Getting great sound on your boat is easier than you think
Zak Billmeier grew up in southern Vermont and coastal Maine. After graduating from Mary Washington College with a Geography degree he still isn't sure quite what to do with, he eventually settled in the mountains of Central Virginia. He spends his free time chasing his daughter around, taking pictures, gardening and cooking. He joined Crutchfield's car A/V writing team in 2007 and is now a lead producer on our video team.
More from Zak Billmeier
Heads up!Welcome to this article from the Crutchfield archives. Have fun reading it, but be aware that the information may be outdated and links may be broken.
I took a vacation with my family in Maine recently, where our main mode of transportation was a 19-foot center-console boat with room for six. Earlier in the year, in a conversation with my father, I learned that he and my mother were occasionally toting a small battery-powered radio out on the water with them in order to listen to Red Sox games. As a Crutchfield employee and a music lover, I felt I could not let that stand.
Crutchfield carries all kinds of marine stereo gear, so I got to work helping my dad choose the best stereo for his boat. Since he had no wiring in place, he'd need everything - receiver, wires, speakers, etc. In a smart move, he hired someone to do the installation.
We decided on the Sony CDX-H905iP receiver and four Pioneer TS-MR1640 speakers. The Sony has slick marine looks, iPod control, and great CD playback. The Pioneers are efficient (91 dB sensitivity), and their low power-handling range matched up well with the Sony's 17-watt RMS output.
The Sony's radio was connected to the existing GPS antenna, providing a clear radio signal everywhere we went. The face folds down, allowing a CD to be loaded. When the face is closed, the internal components are sealed off against moisture. Throw in the fact that the circuit board is specially-coated to withstand moisture and salt, and you've got a system that can stand up to the harsh ocean marine environment.
Four speakers turned out to be unnecessary for his boat. In the end, he put in two speakers, one on either side of the center console. And in doing so, he created a great soundfield, since his listening position is smack in the middle. Still, I couldn't help but wonder how cool it would be to mount a couple of 1" tweeters at eye level, plus put a powered sub hidden in the console...but that's the Crutchfield in me talking. No need to mess with his setup - it sounds wonderful.

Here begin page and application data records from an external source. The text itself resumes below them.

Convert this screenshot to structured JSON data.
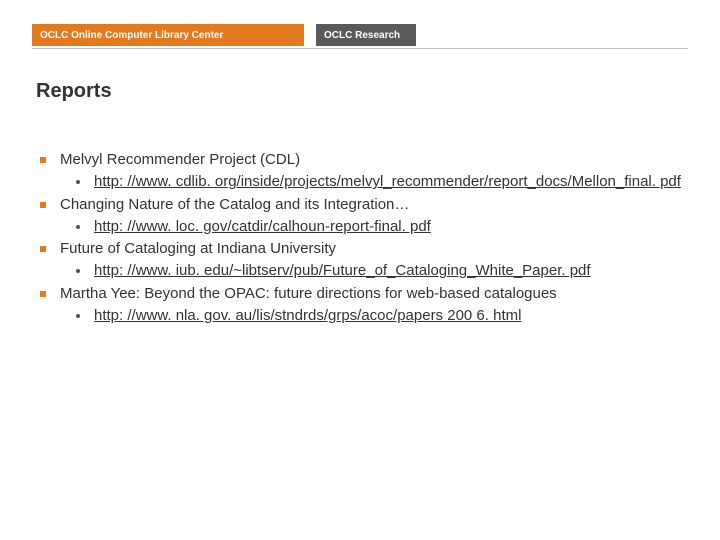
{
  "header": {
    "logo_main": "OCLC Online Computer Library Center",
    "logo_research": "OCLC Research"
  },
  "title": "Reports",
  "reports": [
    {
      "label": "Melvyl Recommender Project (CDL)",
      "url": "http: //www. cdlib. org/inside/projects/melvyl_recommender/report_docs/Mellon_final. pdf"
    },
    {
      "label": "Changing Nature of the Catalog and its Integration…",
      "url": "http: //www. loc. gov/catdir/calhoun-report-final. pdf"
    },
    {
      "label": "Future of Cataloging at Indiana University",
      "url": "http: //www. iub. edu/~libtserv/pub/Future_of_Cataloging_White_Paper. pdf"
    },
    {
      "label": "Martha Yee: Beyond the OPAC: future directions for web-based catalogues",
      "url": "http: //www. nla. gov. au/lis/stndrds/grps/acoc/papers 200 6. html"
    }
  ]
}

I was sure it would sound good, because Sony and Pioneer make nothing but great stuff. But what surprised me was how good it sounded. The Pioneer speakers had fantastic bass response, with clear and articulate mids and highs, even out on the open water. They'll sound better over time, too, as they wear in. And the Sony receiver pushed them hard enough to hear really well even when we were at cruising speed. I had thought an amp would be necessary for that, but it wasn't needed at all.
One nice thing about being on a boat is you can get to places you can't get to by land. There was plenty of discussion about whether we'd drown out the pleasant sounds of nature with rock music, so we were playing the stereo pretty sparingly (and rightfully so). But man, is it nice to have the option!
See how well the CDX-H905IP blends into the console?
My mind wanders a lot. I think of the music I hear as a soundtrack to the ever-running movie of my life. And to me, there's something inherently pleasant when that soundtrack follows you out on the ocean. A nice classical piece, at a respectful volume, does wonderful things for the wandering mind as you drift through a no-wake zone, standing at the bow, taking in the scene.
The captain of the boat is the captain of the sound, too.